    35 (and a sword will pierce through your own soul also), so that thoughts from many hearts may be revealed.”

    36 And there was a prophetess, Anna, the daughter of Phanuel, of the tribe of Asher. She was advanced in years, having lived with her husband seven years from when she was a virgin,

    37 and then as a widow until she was eighty-four. She did not depart from the temple, worshiping with fasting and prayer night and day. 38And coming up at that very hour she began to give thanks to God and to speak of him to all who were waiting for the redemption of Jerusalem.

    • Simeon was a man in Jerusalem (Luke 2:25) who lived at the time Jesus was born. Simeon’s reputation was that of being “righteous and devout” (Luke 2:25). For generations the people of God waited for and expected a Messiah, a Savior. Simeon waited “for the consolation of Israel” (verse 25). The concept of consolation implies comfort.
    • Simeon was unique in what he knew—namely, that he would see the Messiah with his own eyes, for “it had been revealed to him by the Holy Spirit that he would not die before he had seen the Lord’s Messiah” (Luke 2:26). We don’t know how long Simeon had waited, but we do know that he was led by the Spirit to go to the temple that day, and he recognized Jesus the moment he saw Him.

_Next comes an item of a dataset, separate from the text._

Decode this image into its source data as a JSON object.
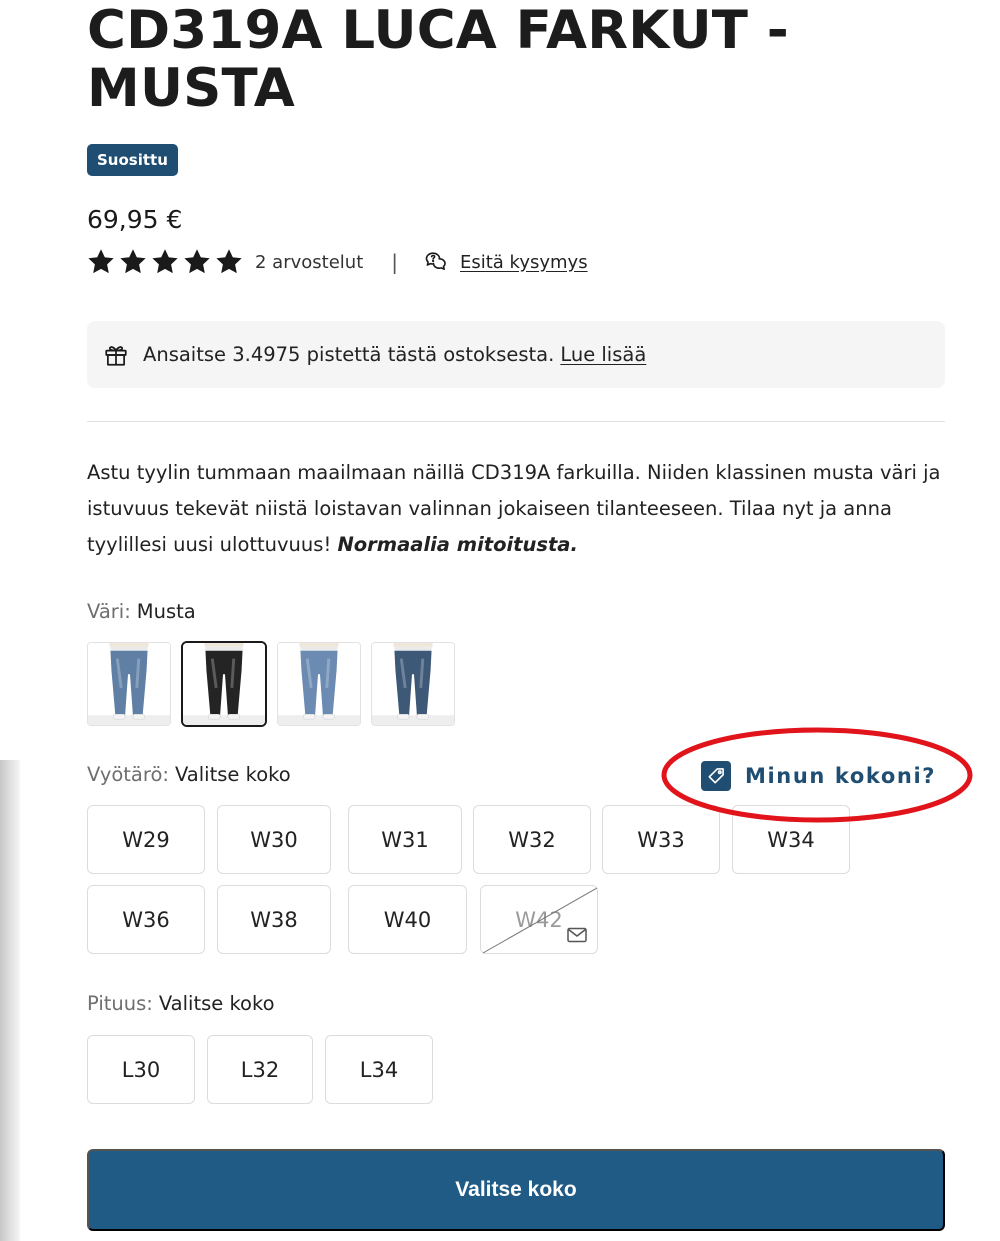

    Simeon stated that:

    Jesus would be the salvation of the world, He would deliver truth not only to those in Israel, but also to the Gentiles and Jesus would bring glory upon the people of Israel. Luke records that Jesus’ parents “marveled at what was said about him” (Luke 2:33).

    Anna was a widow. She had known sorrow and she had not grown bitter. Sorrow can do one of two things to us. It can make us hard, bitter, resentful, rebellious against God. Or it can make us kinder, softer, more sympathetic. It can shake our faith; or it can root our faith ever deeper. It all depends how we think of God. If we think of him as a tyrant we will resent him. If we think of him as our Heavenly Father we will trust Him.

    • She was eighty-four years of age. She was old and she had never lost her hope in God. If we think of Him as distant and detached, we may give up and despair; but if we think of Him as intimately connected with our life, as having His hand on our affairs, we will believe that the best is yet to come and the years will never kill our faith.
    • She never ceased to worship. She spent her life in God’s house with God’s people. We rob ourselves of great joy when we neglect to be one with His worshipping people.
    • She never ceased to pray. Public worship is great; but private worship is also great. Someone once wrote, “They pray best together who first pray alone.” The years had left Anna without bitterness and in unshakable hope because day by day she kept her contact with Him who is the source of strength and in whose strength our weakness is made perfect. (2 Cor. 12)